** EXERCISE **
Copy each entry as written.

Data records:
- - - -
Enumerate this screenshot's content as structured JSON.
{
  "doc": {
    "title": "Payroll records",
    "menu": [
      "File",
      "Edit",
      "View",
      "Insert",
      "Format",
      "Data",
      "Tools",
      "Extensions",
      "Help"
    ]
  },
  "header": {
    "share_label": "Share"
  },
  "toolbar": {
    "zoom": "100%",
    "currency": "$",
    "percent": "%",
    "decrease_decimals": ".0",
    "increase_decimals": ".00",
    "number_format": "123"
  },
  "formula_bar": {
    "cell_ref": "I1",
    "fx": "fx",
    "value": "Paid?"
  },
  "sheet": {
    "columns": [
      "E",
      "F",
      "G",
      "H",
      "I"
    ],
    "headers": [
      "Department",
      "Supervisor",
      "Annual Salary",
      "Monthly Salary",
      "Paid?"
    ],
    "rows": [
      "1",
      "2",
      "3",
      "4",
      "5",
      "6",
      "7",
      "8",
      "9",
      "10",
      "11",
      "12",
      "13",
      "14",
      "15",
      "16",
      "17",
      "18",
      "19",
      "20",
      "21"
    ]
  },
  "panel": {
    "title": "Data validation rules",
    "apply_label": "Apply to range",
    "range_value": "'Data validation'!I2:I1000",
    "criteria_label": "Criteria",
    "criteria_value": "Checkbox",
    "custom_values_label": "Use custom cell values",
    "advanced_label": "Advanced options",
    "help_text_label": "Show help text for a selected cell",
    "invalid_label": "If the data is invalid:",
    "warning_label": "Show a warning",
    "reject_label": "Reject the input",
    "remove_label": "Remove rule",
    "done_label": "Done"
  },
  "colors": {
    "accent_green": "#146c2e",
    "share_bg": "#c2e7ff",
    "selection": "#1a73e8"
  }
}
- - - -
** RESULT **
Enumerate this screenshot's content as structured JSON.
{
  "doc": {
    "title": "Payroll records",
    "menu": [
      "File",
      "Edit",
      "View",
      "Insert",
      "Format",
      "Data",
      "Tools",
      "Extensions",
      "Help"
    ]
  },
  "header": {
    "share_label": "Share"
  },
  "toolbar": {
    "zoom": "100%",
    "currency": "$",
    "percent": "%",
    "decrease_decimals": ".0",
    "increase_decimals": ".00",
    "number_format": "123"
  },
  "formula_bar": {
    "cell_ref": "I1",
    "fx": "fx",
    "value": "Paid?"
  },
  "sheet": {
    "columns": [
      "E",
      "F",
      "G",
      "H",
      "I"
    ],
    "headers": [
      "Department",
      "Supervisor",
      "Annual Salary",
      "Monthly Salary",
      "Paid?"
    ],
    "rows": [
      "1",
      "2",
      "3",
      "4",
      "5",
      "6",
      "7",
      "8",
      "9",
      "10",
      "11",
      "12",
      "13",
      "14",
      "15",
      "16",
      "17",
      "18",
      "19",
      "20",
      "21"
    ]
  },
  "panel": {
    "title": "Data validation rules",
    "apply_label": "Apply to range",
    "range_value": "'Data validation'!I2:I1000",
    "criteria_label": "Criteria",
    "criteria_value": "Checkbox",
    "custom_values_label": "Use custom cell values",
    "advanced_label": "Advanced options",
    "help_text_label": "Show help text for a selected cell",
    "invalid_label": "If the data is invalid:",
    "warning_label": "Show a warning",
    "reject_label": "Reject the input",
    "remove_label": "Remove rule",
    "done_label": "Done"
  },
  "colors": {
    "accent_green": "#146c2e",
    "share_bg": "#c2e7ff",
    "selection": "#1a73e8"
  }
}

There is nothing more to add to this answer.